Horse manure to power Woolwich home of the King's Troop
The manure from horses in the King's Troop will be used to heat and light its new headquarters in south London.
The dung from the 170 animals of the Royal Horse Artillery will be made into pellets to generate bio-fuel, a Ministry of Defence spokesman said.
The regiment will use the fuel when it moves from St John's Wood to its new headquarters in Woolwich in 2011.
The MoD said the sustainable move was in line with the new government's target to reduce carbon emissions.
The King's Troop are a part of the Household Troops
Their duties include the firing of Royal Salutes in Hyde Park on both Royal anniversaries and State occasions as well as performing at ceremonies for the Queen's Life Guard at Horse Guards.

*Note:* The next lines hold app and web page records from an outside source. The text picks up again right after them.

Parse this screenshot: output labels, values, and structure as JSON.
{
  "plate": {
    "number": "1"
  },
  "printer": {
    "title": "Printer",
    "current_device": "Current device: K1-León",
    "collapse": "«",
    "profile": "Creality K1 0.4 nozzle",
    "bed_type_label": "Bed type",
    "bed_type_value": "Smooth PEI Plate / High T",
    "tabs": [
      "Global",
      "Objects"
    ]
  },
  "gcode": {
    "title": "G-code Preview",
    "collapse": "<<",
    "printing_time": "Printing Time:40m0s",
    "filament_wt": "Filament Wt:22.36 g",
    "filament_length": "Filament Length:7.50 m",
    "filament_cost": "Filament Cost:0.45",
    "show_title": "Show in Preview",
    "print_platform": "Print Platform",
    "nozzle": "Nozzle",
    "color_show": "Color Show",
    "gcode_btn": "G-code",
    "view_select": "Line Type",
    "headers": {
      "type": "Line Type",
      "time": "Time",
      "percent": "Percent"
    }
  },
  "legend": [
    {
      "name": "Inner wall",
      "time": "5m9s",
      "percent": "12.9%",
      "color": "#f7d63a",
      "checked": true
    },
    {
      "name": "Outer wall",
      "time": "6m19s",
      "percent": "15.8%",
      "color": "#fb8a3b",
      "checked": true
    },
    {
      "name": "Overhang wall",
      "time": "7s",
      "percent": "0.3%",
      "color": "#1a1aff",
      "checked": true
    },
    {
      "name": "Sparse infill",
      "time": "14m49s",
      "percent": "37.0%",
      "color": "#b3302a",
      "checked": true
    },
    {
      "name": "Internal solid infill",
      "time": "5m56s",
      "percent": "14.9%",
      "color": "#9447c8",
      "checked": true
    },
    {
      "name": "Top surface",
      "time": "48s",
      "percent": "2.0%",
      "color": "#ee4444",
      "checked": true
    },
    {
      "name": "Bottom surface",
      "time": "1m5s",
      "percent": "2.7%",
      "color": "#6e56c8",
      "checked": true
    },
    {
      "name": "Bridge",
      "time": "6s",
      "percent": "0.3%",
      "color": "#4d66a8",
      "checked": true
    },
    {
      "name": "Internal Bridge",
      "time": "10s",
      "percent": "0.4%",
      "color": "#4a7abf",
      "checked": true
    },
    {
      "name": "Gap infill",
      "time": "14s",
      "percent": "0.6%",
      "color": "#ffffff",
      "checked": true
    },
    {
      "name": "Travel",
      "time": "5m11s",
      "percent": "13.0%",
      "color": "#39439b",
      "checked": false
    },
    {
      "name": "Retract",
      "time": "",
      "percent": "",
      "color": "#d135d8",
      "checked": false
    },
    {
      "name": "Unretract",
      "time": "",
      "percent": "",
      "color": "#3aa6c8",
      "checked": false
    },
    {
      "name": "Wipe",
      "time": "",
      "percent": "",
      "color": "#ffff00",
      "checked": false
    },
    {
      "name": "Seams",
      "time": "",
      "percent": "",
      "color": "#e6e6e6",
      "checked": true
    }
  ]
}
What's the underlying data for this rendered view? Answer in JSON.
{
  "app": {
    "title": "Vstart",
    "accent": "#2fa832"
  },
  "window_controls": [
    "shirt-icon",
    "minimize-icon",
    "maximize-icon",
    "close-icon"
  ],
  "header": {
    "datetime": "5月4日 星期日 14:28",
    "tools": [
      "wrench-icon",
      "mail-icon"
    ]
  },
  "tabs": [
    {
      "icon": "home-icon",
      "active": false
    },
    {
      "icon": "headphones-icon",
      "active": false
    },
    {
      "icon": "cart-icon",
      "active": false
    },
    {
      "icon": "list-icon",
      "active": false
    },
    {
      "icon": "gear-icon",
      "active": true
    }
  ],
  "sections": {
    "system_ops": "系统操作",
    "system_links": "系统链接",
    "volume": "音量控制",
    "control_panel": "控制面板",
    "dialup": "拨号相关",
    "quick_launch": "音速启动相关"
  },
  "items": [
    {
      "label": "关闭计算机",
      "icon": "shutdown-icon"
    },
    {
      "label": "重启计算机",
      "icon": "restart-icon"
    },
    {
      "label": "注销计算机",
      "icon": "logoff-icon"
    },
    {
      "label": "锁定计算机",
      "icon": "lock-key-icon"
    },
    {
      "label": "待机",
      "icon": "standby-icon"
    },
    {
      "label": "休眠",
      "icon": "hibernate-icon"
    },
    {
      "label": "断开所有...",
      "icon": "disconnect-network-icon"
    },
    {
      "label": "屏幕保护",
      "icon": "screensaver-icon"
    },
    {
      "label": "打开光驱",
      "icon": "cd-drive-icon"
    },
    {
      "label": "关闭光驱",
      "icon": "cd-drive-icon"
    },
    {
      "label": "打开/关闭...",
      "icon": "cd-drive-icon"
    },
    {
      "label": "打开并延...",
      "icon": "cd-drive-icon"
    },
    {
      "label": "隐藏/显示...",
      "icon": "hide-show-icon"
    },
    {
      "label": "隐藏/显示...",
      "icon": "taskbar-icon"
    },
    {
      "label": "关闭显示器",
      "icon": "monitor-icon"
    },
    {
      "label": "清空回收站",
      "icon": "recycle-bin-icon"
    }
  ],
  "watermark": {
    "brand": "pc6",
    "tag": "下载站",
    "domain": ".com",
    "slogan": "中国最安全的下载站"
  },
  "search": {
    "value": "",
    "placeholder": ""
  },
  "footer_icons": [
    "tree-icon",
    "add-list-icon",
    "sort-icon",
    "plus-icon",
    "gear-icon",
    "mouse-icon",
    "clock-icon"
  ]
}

The regiment's new home in Napier Lines will provide stables and indoor and outdoor training facilities for the 170 horses.
The new building will also have a viewing gallery, regimental offices, a museum, gun park and forge and will house the troop's historic gun carriages which are used for royal ceremonies.
Both horse manure and bedding from the stables will be processed into bio-fuel.
A MoD spokesman said: "The MOD encourages innovation by our people and suppliers, including measures to promote sustainability wherever possible.
"The MOD is fully committed to the government's sustainable development agenda and to aggressive reductions in carbon emissions. In 2008/09 the MOD met the goal to reduce emissions by 12.5%, compared to 1999/00 levels, two years ahead of the target date."